Data excerpts:
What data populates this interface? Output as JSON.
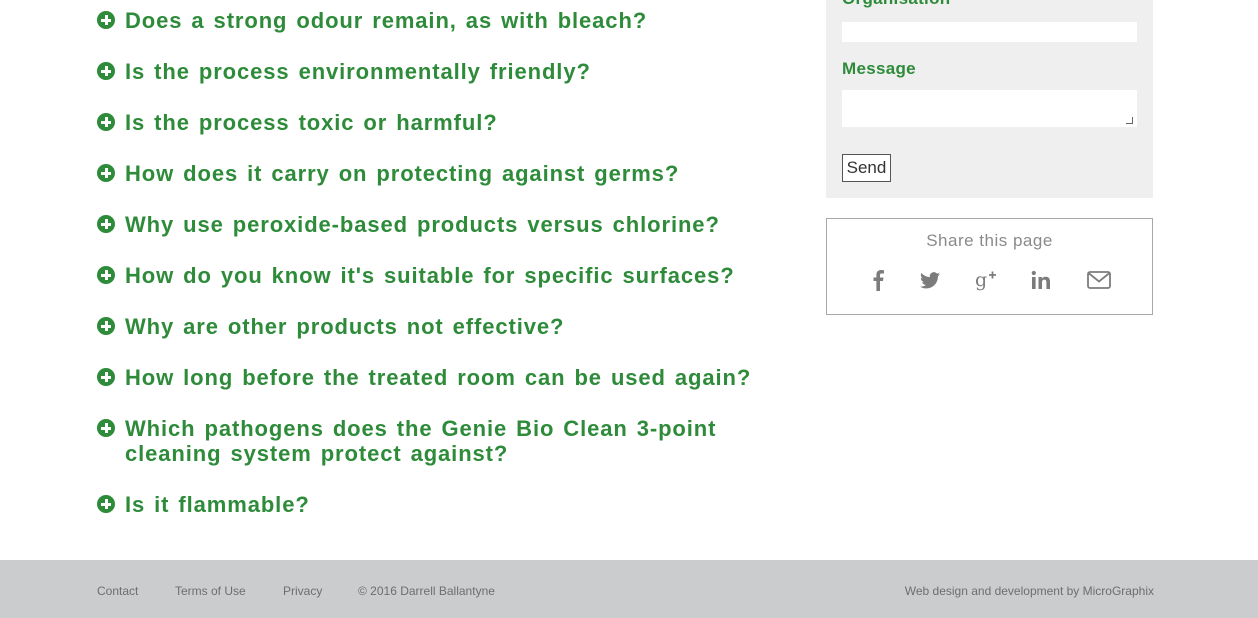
{
  "faq": {
    "items": [
      {
        "question": "Does a strong odour remain, as with bleach?"
      },
      {
        "question": "Is the process environmentally friendly?"
      },
      {
        "question": "Is the process toxic or harmful?"
      },
      {
        "question": "How does it carry on protecting against germs?"
      },
      {
        "question": "Why use peroxide-based products versus chlorine?"
      },
      {
        "question": "How do you know it's suitable for specific surfaces?"
      },
      {
        "question": "Why are other products not effective?"
      },
      {
        "question": "How long before the treated room can be used again?"
      },
      {
        "question": "Which pathogens does the Genie Bio Clean 3-point cleaning system protect against?"
      },
      {
        "question": "Is it flammable?"
      }
    ],
    "icon": "plus-circle-icon",
    "color": "#2e8b3a"
  },
  "contact_form": {
    "organisation_label": "Organisation",
    "organisation_value": "",
    "message_label": "Message",
    "message_value": "",
    "send_label": "Send"
  },
  "share": {
    "title": "Share this page",
    "icons": [
      "facebook-icon",
      "twitter-icon",
      "google-plus-icon",
      "linkedin-icon",
      "email-icon"
    ]
  },
  "footer": {
    "contact": "Contact",
    "terms": "Terms of Use",
    "privacy": "Privacy",
    "copyright": "© 2016 Darrell Ballantyne",
    "credit_prefix": "Web design and development by ",
    "credit_link": "MicroGraphix"
  }
}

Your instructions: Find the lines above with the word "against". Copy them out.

Output:
        "question": "How does it carry on protecting against germs?"
        "question": "Which pathogens does the Genie Bio Clean 3-point cleaning system protect against?"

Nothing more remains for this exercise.